Five people were killed and 34 were injured, including Tebbit’s wife, Margaret, who was paralyzed from the waist down when the bomb went off on October 12.

Lord Tebbit, who was then trade secretary, said he was never convinced by McGuinness’s move into politics.

Norman Tebbit and former Prime Minister Margaret Thatcher were both in the hotel when it was bombed by the IRA in 1984.

“He (McGuinness) did have an important role in the peace negotiations but that was not because he had changed his mind,” Tebbit told CNN.

“He was aware that the Army intelligence services had infiltrated the IRA right up at the top of the Army Council and that the IRA was defeated.

“He had to get something out of defeat because apart from anything else, he would have been charged with the terrorist murder of which he was guilty.

“It was an act of cowardice, not of principle.
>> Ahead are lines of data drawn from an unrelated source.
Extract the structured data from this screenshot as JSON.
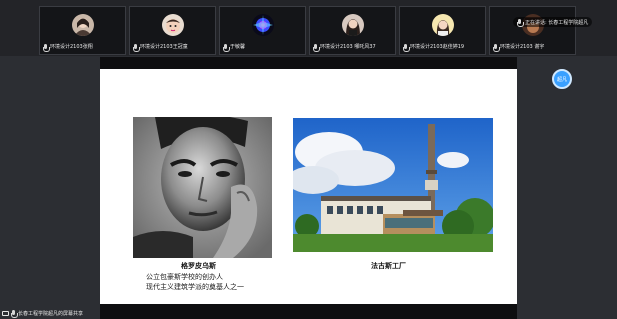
{
  "participants": [
    {
      "name": "环境设计2103张翔",
      "avatar": "avatar-girl-dark"
    },
    {
      "name": "环境设计2103王冠童",
      "avatar": "avatar-baby"
    },
    {
      "name": "于敏馨",
      "avatar": "avatar-blue-burst"
    },
    {
      "name": "环境设计2103 哪吒风37",
      "avatar": "avatar-woman"
    },
    {
      "name": "环境设计2103赵佳婷19",
      "avatar": "avatar-woman-yellow"
    },
    {
      "name": "环境设计2103 谢宇",
      "avatar": "avatar-dark"
    }
  ],
  "speaking": {
    "label": "正在讲话: 长春工程学院超凡"
  },
  "slide": {
    "left_caption": "格罗皮乌斯",
    "right_caption": "法古斯工厂",
    "desc_line1": "公立包豪斯学校的创办人",
    "desc_line2": "现代主义建筑学派的奠基人之一"
  },
  "self_avatar": {
    "label": "超凡"
  },
  "footer": {
    "label": "长春工程学院超凡的屏幕共享"
  },
  "colors": {
    "accent": "#3aa0ff",
    "strip": "#232428",
    "background": "#2c2e33"
  }
}
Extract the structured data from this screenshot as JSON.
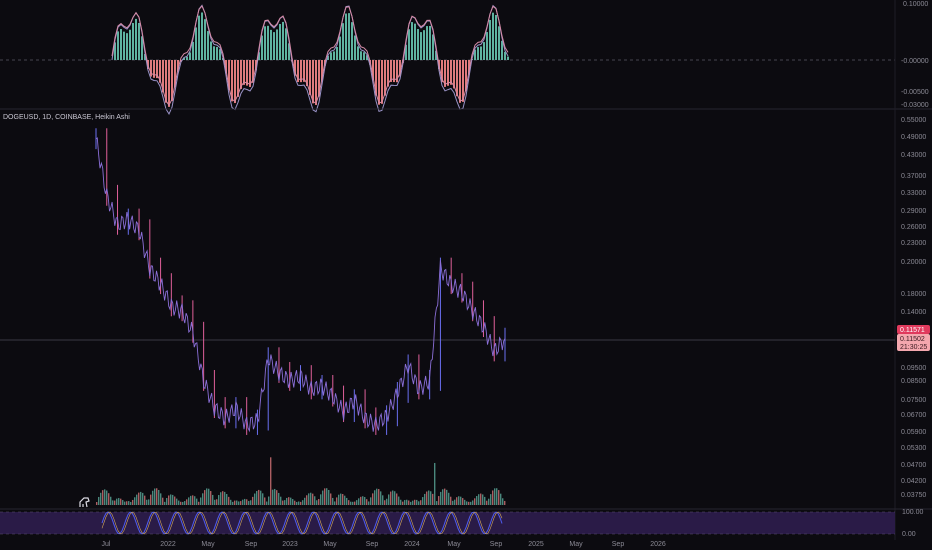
{
  "header": {
    "symbol_line": "DOGEUSD, 1D, COINBASE, Heikin Ashi"
  },
  "colors": {
    "bg": "#0c0b10",
    "up": "#5fb3a1",
    "down": "#e07b7d",
    "wick_blue": "#6a6ff0",
    "wick_pink": "#e0609a",
    "price_tag": "#e03a5d",
    "price_tag2": "#f0a0a8",
    "stoch_band": "#2a1b47",
    "stoch_line": "#4f5cf0"
  },
  "oscillator": {
    "ticks": [
      "0.10000",
      "-0.00000",
      "-0.00500",
      "-0.03000"
    ]
  },
  "price_axis": {
    "ticks": [
      "0.55000",
      "0.49000",
      "0.43000",
      "0.37000",
      "0.33000",
      "0.29000",
      "0.26000",
      "0.23000",
      "0.20000",
      "0.18000",
      "0.14000",
      "0.09500",
      "0.08500",
      "0.07500",
      "0.06700",
      "0.05900",
      "0.05300",
      "0.04700",
      "0.04200",
      "0.03750"
    ]
  },
  "price_tags": {
    "current": "0.11571",
    "second": "0.11502",
    "timer": "21:30:25"
  },
  "stoch_axis": {
    "ticks": [
      "100.00",
      "0.00"
    ]
  },
  "time_axis": {
    "labels": [
      "Jul",
      "2022",
      "May",
      "Sep",
      "2023",
      "May",
      "Sep",
      "2024",
      "May",
      "Sep",
      "2025",
      "May",
      "Sep",
      "2026"
    ]
  },
  "chart_data": {
    "type": "line",
    "title": "DOGEUSD, 1D, COINBASE, Heikin Ashi",
    "x": [
      "2021-07",
      "2021-08",
      "2021-09",
      "2021-10",
      "2021-11",
      "2021-12",
      "2022-01",
      "2022-02",
      "2022-03",
      "2022-04",
      "2022-05",
      "2022-06",
      "2022-07",
      "2022-08",
      "2022-09",
      "2022-10",
      "2022-11",
      "2022-12",
      "2023-01",
      "2023-02",
      "2023-03",
      "2023-04",
      "2023-05",
      "2023-06",
      "2023-07",
      "2023-08",
      "2023-09",
      "2023-10",
      "2023-11",
      "2023-12",
      "2024-01",
      "2024-02",
      "2024-03",
      "2024-04",
      "2024-05",
      "2024-06",
      "2024-07",
      "2024-08",
      "2024-09"
    ],
    "series": [
      {
        "values": [
          0.48,
          0.32,
          0.26,
          0.27,
          0.25,
          0.19,
          0.17,
          0.145,
          0.14,
          0.12,
          0.085,
          0.07,
          0.065,
          0.07,
          0.062,
          0.064,
          0.1,
          0.09,
          0.085,
          0.088,
          0.08,
          0.082,
          0.076,
          0.068,
          0.074,
          0.065,
          0.062,
          0.066,
          0.078,
          0.095,
          0.08,
          0.085,
          0.19,
          0.17,
          0.16,
          0.14,
          0.125,
          0.105,
          0.115
        ]
      }
    ],
    "xlim": [
      "2021-07",
      "2026-01"
    ],
    "ylim": [
      0.0375,
      0.55
    ]
  }
}
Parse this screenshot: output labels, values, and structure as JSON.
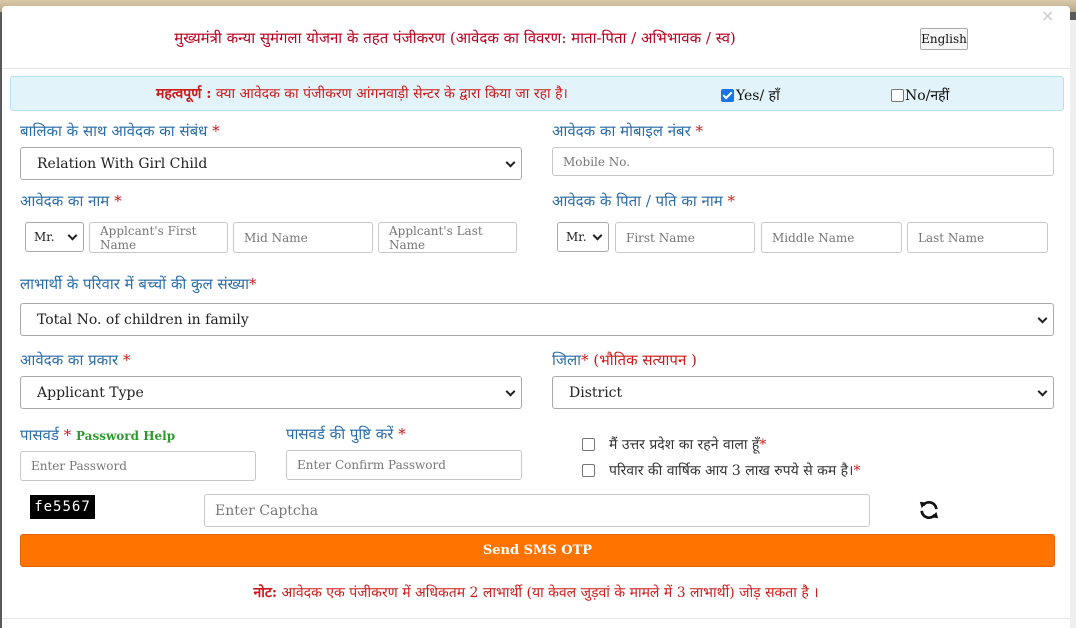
{
  "header": {
    "title": "मुख्यमंत्री कन्या सुमंगला योजना के तहत पंजीकरण (आवेदक का विवरण: माता-पिता / अभिभावक / स्व)",
    "lang_button": "English",
    "close": "×"
  },
  "alert": {
    "prefix": "महत्वपूर्ण :",
    "text": " क्या आवेदक का पंजीकरण आंगनवाड़ी सेन्टर के द्वारा किया जा रहा है।",
    "yes_label": "Yes/ हाँ",
    "no_label": "No/नहीं",
    "yes_checked": true
  },
  "relation": {
    "label": "बालिका के साथ आवेदक का संबंध",
    "req": "*",
    "selected": "Relation With Girl Child"
  },
  "mobile": {
    "label": "आवेदक का मोबाइल नंबर",
    "req": "*",
    "placeholder": "Mobile No."
  },
  "applicant_name": {
    "label": "आवेदक का नाम",
    "req": "*",
    "title": "Mr.",
    "first": "Applcant's First Name",
    "mid": "Mid Name",
    "last": "Applcant's Last Name"
  },
  "father_name": {
    "label": "आवेदक के पिता / पति का नाम",
    "req": "*",
    "title": "Mr.",
    "first": "First Name",
    "mid": "Middle Name",
    "last": "Last Name"
  },
  "children": {
    "label": "लाभार्थी के परिवार में बच्चों की कुल संख्या",
    "req": "*",
    "selected": "Total No. of children in family"
  },
  "applicant_type": {
    "label": "आवेदक का प्रकार",
    "req": "*",
    "selected": "Applicant Type"
  },
  "district": {
    "label": "जिला",
    "req": "*",
    "note": " (भौतिक सत्यापन )",
    "selected": "District"
  },
  "password": {
    "label": "पासवर्ड",
    "req": "*",
    "help": "Password Help",
    "placeholder": "Enter Password"
  },
  "confirm_password": {
    "label": "पासवर्ड की पुष्टि करें",
    "req": "*",
    "placeholder": "Enter Confirm Password"
  },
  "declarations": [
    {
      "text": "मैं उत्तर प्रदेश का रहने वाला हूँ",
      "req": "*"
    },
    {
      "text": "परिवार की वार्षिक आय 3 लाख रुपये से कम है।",
      "req": "*"
    }
  ],
  "captcha": {
    "code": "fe5567",
    "placeholder": "Enter Captcha",
    "refresh_icon": "refresh-icon"
  },
  "otp_button": "Send SMS OTP",
  "note": {
    "prefix": "नोट:",
    "text": " आवेदक एक पंजीकरण में अधिकतम 2 लाभार्थी (या केवल जुड़वां के मामले में 3 लाभार्थी) जोड़ सकता है ।"
  }
}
If anyone thinks that terrorists suddenly become nice Christian gentlemen then that would be a terrible mistake.”

Brexit almost delivers for McGuinness

McGuinness may have passed away within striking distance of his most closely held wish – a unified Ireland.

In the recent UK referendum on Europe, a majority of Northern Ireland voters chose to remain within the European Union.

Among their concerns was the state of the border between the Republic of Ireland and Northern Ireland, currently governed by a common travel area which allows free travel between the two countries.

It was a key part of the Northern Ireland peace deal but under the UK government’s Brexit white paper, Downing Street only said it would “aim” to protect the open border.

McGuinness’ Sinn Fein party called for a referendum on Irish unity in the wake of Brexit, which would take Northern Ireland out of the United Kingdom.

Speaking at a news conference in Derry, Michelle O’Neill, Sinn Fein leader in Northern Ireland, paid tribute to an “international statesman.”

“He was a man that was recognized as a peacemaker and a man that touched the lives of so many people,” she said.

Carol Jordan, Hilary McGann and Donie O’Sullivan contributed to this report.